What was remarkable at the time about The Wizard of Oz was how much credit its filmmakers gave to young audiences. This was a children’s movie, made when studios saw the success of Snow White and the Seven Dwarves, but even with its glittery red slippers and happy soundtrack, it’s got some darkness and layers—and I’m not even talking about those nightmare-inducing monkeys. Even watching it now, after all those annual viewings and special screenings, this is an EVENT film, and it still holds something for every age. What doesn’t get mentioned as much is the effects—for the time, the color, make-up, and special effects were amazing, and they hold up 70 years later better than some stuff that was made in the last decade.

Then, of course, there’s Judy. Thank GOD that those Shirley Temple rumors weren’t true, or at least, even if they were, never happened. Knowing Garland as we do now, “Somewhere Over the Rainbow” is a whole different kind of sad, but in that moment, in that film, she sang a song so purely (a song that almost got cut) that she was absolutely a star. But every performance was superb, especially Hamilton, the epitome of screen villain who may never actually meet her match in scary. Few films can be considered “classics,” and even fewer can bear repeated viewings. The Wizard of Oz, though, is the perfect combination of star quality, universal story, and movie magic, and on the 70th anniversary of a year that spawned a gaggle of unforgettable cinema (Gone With the Wind, Mr. Smith Goes to Washington, Goodbye Mr. Chips), it’s the one that’s best withstood the test of time.

Related Posts Plugin for WordPress, Blogger...

It's Got: Judy Garland, Technicolor, Munchkins, the best music, a terrifying witch

It Needs: To be watched 70 years from now

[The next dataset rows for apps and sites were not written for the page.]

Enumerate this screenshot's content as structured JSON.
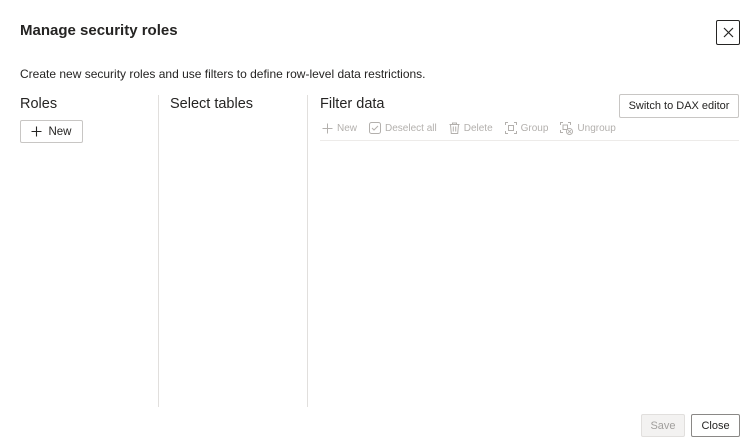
{
  "dialog": {
    "title": "Manage security roles",
    "description": "Create new security roles and use filters to define row-level data restrictions."
  },
  "roles": {
    "heading": "Roles",
    "new_button_label": "New"
  },
  "tables": {
    "heading": "Select tables"
  },
  "filter": {
    "heading": "Filter data",
    "switch_button_label": "Switch to DAX editor",
    "toolbar": {
      "new_label": "New",
      "deselect_label": "Deselect all",
      "delete_label": "Delete",
      "group_label": "Group",
      "ungroup_label": "Ungroup"
    }
  },
  "footer": {
    "save_label": "Save",
    "close_label": "Close"
  },
  "icons": {
    "close": "close-icon",
    "add": "plus-icon",
    "deselect": "checkbox-icon",
    "delete": "trash-icon",
    "group": "group-icon",
    "ungroup": "ungroup-icon"
  },
  "colors": {
    "text": "#252423",
    "disabled_text": "#b3b0ad",
    "divider": "#e1dfdd"
  }
}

DVD Extras Audio Commentary by John Fricke and multiple cast and crew members; Biographies of 9 original cast biographies; Deleted Scenes; Documentary: “Memories of Oz-2001” (TCM documentary); Featurette: “The Wonderful Wizard of Oz Storybook” (Prettier Than Ever: The Restoration of Oz; The Art of Imagination: A Tribute to Oz; Because of the Wonderful Things it Does: The Legacy of Oz); Music Clips; Newsreel: “Cavalcade of the Academy Awards Excerpt” (1939 newsreel); Other: (Another Romance of Celluloid: Electrical Power - 1938 MGM short; Leo Is on the Air Radio Promo; Good News of 1939 Radio Show; 12/25/1950 Lux Radio Theater Broadcast); Photo Gallery: (Oz on Broadway; Pre-MGM; Sketches and Storyboards; Costume and Make-up Tests; Richard Thorpe's Oz; Buddy Ebsen; Oz Comes to Life; Behind the Scenes; Portraits; Special Effects; Post Production; Deleted Scenes; Original Publicity); TV Special: “The Wonderful Wizard of Oz: The Making of a Movie Classic” (1990 TV special); Theatrical Trailer:1939 What is Oz? Teaser; 1940 Loews Cairo Theater Trailer; 1949 Re-issue Trailer; 1949 Grownup Re-issue Trailer; 1970 Children's Matinee Re-issue Trailer; 1998 Warner Bros. Re-issue Trailer; Texas Contest Winners [1939 trailer] DVD Extras Rating: 10/10

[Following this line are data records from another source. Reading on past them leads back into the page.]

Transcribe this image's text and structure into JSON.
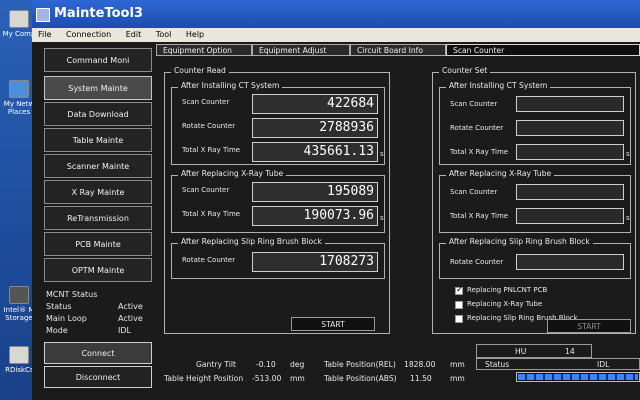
{
  "desktop": {
    "icons": [
      {
        "label": "My Comp",
        "icon": "computer-icon"
      },
      {
        "label": "My Netw\nPlaces",
        "icon": "network-icon"
      },
      {
        "label": "Intel® M\nStorage",
        "icon": "storage-icon"
      },
      {
        "label": "RDiskCr",
        "icon": "disk-icon"
      }
    ]
  },
  "window": {
    "title": "MainteTool3",
    "menu": [
      "File",
      "Connection",
      "Edit",
      "Tool",
      "Help"
    ]
  },
  "nav": {
    "items": [
      "Command Moni",
      "System Mainte",
      "Data Download",
      "Table Mainte",
      "Scanner Mainte",
      "X Ray Mainte",
      "ReTransmission",
      "PCB Mainte",
      "OPTM Mainte"
    ],
    "active_index": 1
  },
  "mcnt_status": {
    "title": "MCNT Status",
    "rows": [
      {
        "label": "Status",
        "value": "Active"
      },
      {
        "label": "Main Loop",
        "value": "Active"
      },
      {
        "label": "Mode",
        "value": "IDL"
      }
    ]
  },
  "connection": {
    "connect_label": "Connect",
    "disconnect_label": "Disconnect"
  },
  "tabs": [
    {
      "label": "Equipment Option"
    },
    {
      "label": "Equipment Adjust"
    },
    {
      "label": "Circuit Board Info"
    },
    {
      "label": "Scan Counter"
    }
  ],
  "counter_read": {
    "title": "Counter Read",
    "ct_system": {
      "title": "After Installing CT System",
      "scan_counter_label": "Scan Counter",
      "scan_counter_value": "422684",
      "rotate_counter_label": "Rotate Counter",
      "rotate_counter_value": "2788936",
      "total_xray_label": "Total X Ray Time",
      "total_xray_value": "435661.13",
      "total_xray_unit": "s"
    },
    "xray_tube": {
      "title": "After Replacing X-Ray Tube",
      "scan_counter_label": "Scan Counter",
      "scan_counter_value": "195089",
      "total_xray_label": "Total X Ray Time",
      "total_xray_value": "190073.96",
      "total_xray_unit": "s"
    },
    "slip_ring": {
      "title": "After Replacing Slip Ring Brush Block",
      "rotate_counter_label": "Rotate Counter",
      "rotate_counter_value": "1708273"
    },
    "start_label": "START"
  },
  "counter_set": {
    "title": "Counter Set",
    "ct_system": {
      "title": "After Installing CT System",
      "scan_counter_label": "Scan Counter",
      "rotate_counter_label": "Rotate Counter",
      "total_xray_label": "Total X Ray Time",
      "total_xray_unit": "s",
      "scan_counter_value": "",
      "rotate_counter_value": "",
      "total_xray_value": ""
    },
    "xray_tube": {
      "title": "After Replacing X-Ray Tube",
      "scan_counter_label": "Scan Counter",
      "total_xray_label": "Total X Ray Time",
      "total_xray_unit": "s",
      "scan_counter_value": "",
      "total_xray_value": ""
    },
    "slip_ring": {
      "title": "After Replacing Slip Ring Brush Block",
      "rotate_counter_label": "Rotate Counter",
      "rotate_counter_value": ""
    },
    "checks": [
      {
        "label": "Replacing PNLCNT PCB",
        "checked": true
      },
      {
        "label": "Replacing X-Ray Tube",
        "checked": false
      },
      {
        "label": "Replacing Slip Ring Brush Block",
        "checked": false
      }
    ],
    "start_label": "START"
  },
  "bottom": {
    "gantry_tilt_label": "Gantry Tilt",
    "gantry_tilt_value": "-0.10",
    "gantry_tilt_unit": "deg",
    "table_height_label": "Table Height Position",
    "table_height_value": "-513.00",
    "table_height_unit": "mm",
    "table_rel_label": "Table Position(REL)",
    "table_rel_value": "1828.00",
    "table_rel_unit": "mm",
    "table_abs_label": "Table Position(ABS)",
    "table_abs_value": "11.50",
    "table_abs_unit": "mm",
    "hu_label": "HU",
    "hu_value": "14",
    "status_label": "Status",
    "status_value": "IDL",
    "progress_fraction": 1.0
  },
  "colors": {
    "desktop_bg": "#1f4f9e",
    "titlebar": "#1d4cb0",
    "window_bg": "#1b1b1b",
    "progress": "#3a86ff"
  }
}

Alternatives:

Stardust, The Princess Bride, The Sound of Music

Summary

Perhaps the most instantly recognizable film of all times, and unquestionably one of the best, The Wizard of Oz still offers something new every time.

Related Posts Plugin for WordPress, Blogger...

Post a Comment

Your email is never shared. Required fields are marked *

*
*